Over the past three years, Donnie Smith, President and CEO of Tyson Foods, has become a friend of the EDGE Mentoring organization. He's been a keynote speaker at our annual leadership conference two of the past three years.
This past November, #EDGENation packed the North Beach facility at Northview Church for a fireside chat where Smith held the room captive. He openly shared personal stories with a passion and vulnerability that you rarely see from a CEO, let alone one of a Fortune 100 company.
Shortly thereafter, in a powerful moment that captivated the audience of 2,000 attendees, Smith kneeled down to the floor to display the role that he and his executive team played in leading the incredible Tyson Foods turnaround.
When he took over as CEO in late-2009. Tyson Foods, like most businesses, was struggling mightily after the recession.
In 2009, Tyson would post a loss in net income of $547 million. In 2015, the company reported a staggering $1.2 billion in net income, with the stock increasing from $4.40 to over $60 per share during that same period.

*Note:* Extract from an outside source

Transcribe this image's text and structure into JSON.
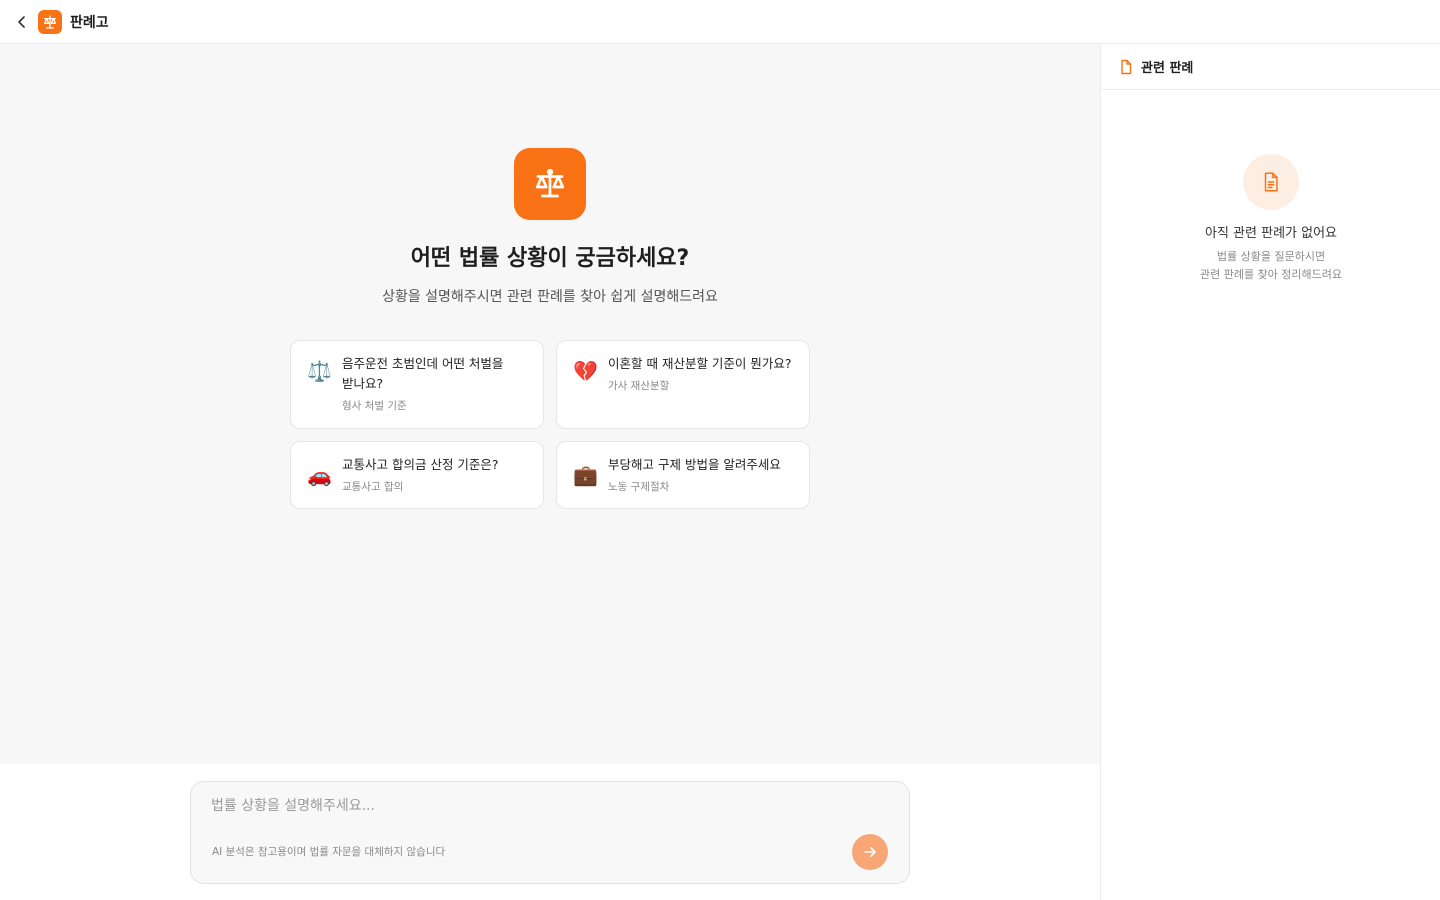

The company has performed a dramatic and almost unbelievable turnaround under Smith's leadership and he says it's because their leadership team grasped the peach tree analogy and realized the role of the roots.
The Role Of Executives And Managers
Smith explained that a major shift happened when they realized that their role as an executive team was to resource, invest in and provide assistance to the rest of the company, like the roots of a peach tree.
He then took the analogy a level deeper by likening his managers to a tree's trunk, limbs, and branches. They are the ones who provide stability, structure and a healthy environment that allows the front line workers (the fruit) to flourish.
Smith realized that when the employees on the front line flourish, the company will also flourish.
At a corporate level, leadership must realize that their role is to not produce the fruit themselves, but to provide the maximum amount of resources for their team to produce the fruit.
From a corporate perspective, there are major benefits to understanding the role of the roots, but companies don't run on ideology, they are run by people.
What does this principle mean for us personally? How should it shape our perspective on our careers?
As professionals, we have a tendency to gravitate towards that are visible, like awards, accolades, and accomplishments.
This causes us to ignore and neglect the things that go unseen, which ironically enable us to achieve the awards, accolades and accomplishments we so desire.
Millions of people travel across the world to see how high the Empire State Building stands but very few come to marvel at its substructure which enables it to reach magnificent heights.
@@If you focus on garnering influence and accomplishments, your focus is misplaced and your energy misguided.@@
A building is made up of three parts, the substructure, the structures, and the superstructure. In Edmund Chan's book, Mentoring Paradigm, he argues, that our lives are similarly made up of three parts:
Substructure - who we are and the things we do that no one can see that support every other element of our life. This layer is comprised of our spiritual disciplines, the time we spend exercising, our time in meditation and the margins we have built into our schedule.
Structure - this layer supports our outward faculties and is comprised of the relationships that we keep with our family, friends, co-workers, and community.
Superstructure - the outward accomplishments of our life, who's strength and sturdiness is directly correlated to the effectiveness of the structure and substructure. It is built by confidence and skill.
@@In order to be a great leader that has lasting impact and longevity, we must focus on our character before our competency.@@
Like Donnie Smith and the executive team at Tyson's Foods, we must think of ourselves like a peach tree whose flourishing is dependent upon the effectiveness of its root structure or it's substructure.
The stronger the roots, the greater the stress and trials you will be able to withstand when they come. There's is certainty that trouble will come, it's just a matter of when, which we can't predict.
Here are some questions that you should constantly be asking to assess the strength of your substructure:
How firm is my foundation?
How well am I taking care of/investing in myself?
How much margin do I have built into my schedule?
How disciplined am I with my time?
Am I spending quality time with loved ones, great friends, and an accepting community?
If you place a priority on uncovering and tweaking the results you find, the rest will take care of itself.
@@The greatest innovators realize the role of the roots.@@
This post is the third installment of the Greatest Innovators Series, where we study and analyze the greatest innovators - both brands and people - to uncover what separates the good ones from the greats.